Alphaville, A Strange Case Of Lemmy Caution
cast: Eddie Constantine, Anna Karina, Akim Tamiroff, Howard Vernon
director: Jean Luc-Godard
Hard-boiled detective Lemmy Caution (Eddie Constantine) arrives in Alphaville with the sole intention of bringing his latest target to justice: Professor von Braun. Lemmy soon discovers that Alphaville is like nothing he has ever experienced; love has been abolished and emotion punishable by death. Alpha-60, a super computer created by Professor von Braun seemingly rules over the totalitarian state, controlling thoughts and actions of its inhabitants. When Lemmy meets the Professor’s daughter, Natasha (played by Godard’s then muse and wife, the sublime Anna Karina) he is led even further down the proverbial rabbit hole into Alpha-60’s headquarters with devastating results.
A beautiful generic hybrid of sci-fi and part film noir, Godard revels in the neo-noir landscape, finding little difficulty in adapting Peter Cheyney’s novel himself, carefully constructing clear and chilling social parallels between his fictional future-world and 1960’s France å la mode.

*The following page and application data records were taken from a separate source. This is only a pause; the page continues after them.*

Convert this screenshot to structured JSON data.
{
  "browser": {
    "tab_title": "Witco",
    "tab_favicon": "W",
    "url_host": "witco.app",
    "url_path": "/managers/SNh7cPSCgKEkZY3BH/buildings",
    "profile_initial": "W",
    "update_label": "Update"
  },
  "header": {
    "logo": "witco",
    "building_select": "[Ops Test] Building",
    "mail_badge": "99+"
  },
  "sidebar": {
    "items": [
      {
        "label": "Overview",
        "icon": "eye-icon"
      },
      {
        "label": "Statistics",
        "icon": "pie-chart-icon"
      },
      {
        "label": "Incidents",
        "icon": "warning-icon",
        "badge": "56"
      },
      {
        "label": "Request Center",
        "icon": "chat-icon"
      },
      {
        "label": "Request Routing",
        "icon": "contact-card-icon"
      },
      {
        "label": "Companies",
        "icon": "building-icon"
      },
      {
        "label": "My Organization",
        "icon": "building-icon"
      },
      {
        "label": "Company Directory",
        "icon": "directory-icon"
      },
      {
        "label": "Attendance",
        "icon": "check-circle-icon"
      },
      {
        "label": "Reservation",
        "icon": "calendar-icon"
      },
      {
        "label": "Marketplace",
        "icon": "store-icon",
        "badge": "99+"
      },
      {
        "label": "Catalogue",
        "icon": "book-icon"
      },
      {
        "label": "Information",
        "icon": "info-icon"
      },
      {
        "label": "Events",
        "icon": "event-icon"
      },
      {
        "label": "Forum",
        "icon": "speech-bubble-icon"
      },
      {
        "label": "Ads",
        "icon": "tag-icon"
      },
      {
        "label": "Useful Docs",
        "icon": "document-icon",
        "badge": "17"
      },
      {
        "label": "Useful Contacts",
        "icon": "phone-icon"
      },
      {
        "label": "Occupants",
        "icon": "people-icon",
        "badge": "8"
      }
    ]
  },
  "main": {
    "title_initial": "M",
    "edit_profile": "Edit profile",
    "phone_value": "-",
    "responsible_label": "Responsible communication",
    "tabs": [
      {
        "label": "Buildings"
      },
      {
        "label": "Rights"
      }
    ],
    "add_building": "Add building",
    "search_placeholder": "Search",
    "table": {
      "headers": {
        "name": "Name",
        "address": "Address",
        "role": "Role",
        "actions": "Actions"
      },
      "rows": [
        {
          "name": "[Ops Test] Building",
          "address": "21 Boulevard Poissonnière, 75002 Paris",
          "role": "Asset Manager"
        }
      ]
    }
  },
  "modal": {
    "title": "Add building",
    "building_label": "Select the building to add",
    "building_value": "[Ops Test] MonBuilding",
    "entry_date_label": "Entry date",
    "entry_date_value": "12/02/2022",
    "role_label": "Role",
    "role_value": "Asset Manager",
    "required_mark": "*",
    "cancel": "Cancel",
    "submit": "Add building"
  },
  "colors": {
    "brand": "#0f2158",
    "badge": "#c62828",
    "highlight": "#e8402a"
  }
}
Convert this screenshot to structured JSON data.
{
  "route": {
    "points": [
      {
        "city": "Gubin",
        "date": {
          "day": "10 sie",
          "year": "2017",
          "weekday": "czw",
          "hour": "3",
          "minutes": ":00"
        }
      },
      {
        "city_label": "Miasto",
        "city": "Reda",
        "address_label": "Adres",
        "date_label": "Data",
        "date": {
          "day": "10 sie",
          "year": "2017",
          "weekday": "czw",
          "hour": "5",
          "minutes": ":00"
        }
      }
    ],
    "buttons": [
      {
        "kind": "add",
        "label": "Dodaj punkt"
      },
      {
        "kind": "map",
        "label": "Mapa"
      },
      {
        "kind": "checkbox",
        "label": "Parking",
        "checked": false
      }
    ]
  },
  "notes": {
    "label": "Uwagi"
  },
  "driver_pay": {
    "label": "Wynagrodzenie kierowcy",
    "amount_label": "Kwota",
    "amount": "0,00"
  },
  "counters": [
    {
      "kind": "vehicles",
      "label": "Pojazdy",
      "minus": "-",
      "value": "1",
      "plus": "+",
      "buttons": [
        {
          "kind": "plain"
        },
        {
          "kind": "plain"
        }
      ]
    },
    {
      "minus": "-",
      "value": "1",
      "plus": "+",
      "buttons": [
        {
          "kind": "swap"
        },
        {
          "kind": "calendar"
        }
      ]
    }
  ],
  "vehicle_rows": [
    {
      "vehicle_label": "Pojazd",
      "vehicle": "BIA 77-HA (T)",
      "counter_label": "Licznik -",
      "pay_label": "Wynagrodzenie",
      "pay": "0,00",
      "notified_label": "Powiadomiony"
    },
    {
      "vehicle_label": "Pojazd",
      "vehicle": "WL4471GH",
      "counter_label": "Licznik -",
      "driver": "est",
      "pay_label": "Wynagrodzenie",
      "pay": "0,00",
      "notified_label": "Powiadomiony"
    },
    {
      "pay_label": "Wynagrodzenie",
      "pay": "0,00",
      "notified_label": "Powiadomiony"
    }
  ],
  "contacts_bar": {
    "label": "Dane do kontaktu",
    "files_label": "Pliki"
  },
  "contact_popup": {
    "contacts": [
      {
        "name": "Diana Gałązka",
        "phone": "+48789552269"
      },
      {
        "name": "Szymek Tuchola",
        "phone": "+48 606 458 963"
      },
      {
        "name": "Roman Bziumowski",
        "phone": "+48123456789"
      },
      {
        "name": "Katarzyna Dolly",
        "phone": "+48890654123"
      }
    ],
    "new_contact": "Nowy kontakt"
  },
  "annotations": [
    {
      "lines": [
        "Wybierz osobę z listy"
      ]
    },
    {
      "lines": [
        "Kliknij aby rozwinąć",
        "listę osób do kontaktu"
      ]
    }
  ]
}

Credit should certainly be lavished upon Eddie Constantine for his self-possessed portrayal of the parodic protagonist; a character he arguably spent the past decade helping to create and define from his previous performances as a detective in American-influenced French film-noirs.
Since his emergence in the late 1950’s Godard’s New Wave style was now at the height of its exposure, rendering the director’s impact and the audience’s reactions somewhat desensitised; a fact which elevates the film even more for as the auteur generously applies his Nouvelle Vague techniques to Alphaville, he manages to cultivate a distinctive and fresh landscape, rich in both visual and thematic style, that the likes of Ridley Scott and James Cameron would later cite, over forty-years later, as a heavy influence.
Blade Runner, The Terminator, Equilibrium, V for Vendetta; the irrepressible and wide-reaching Godard proves he can do futuristic distopia with the best of em!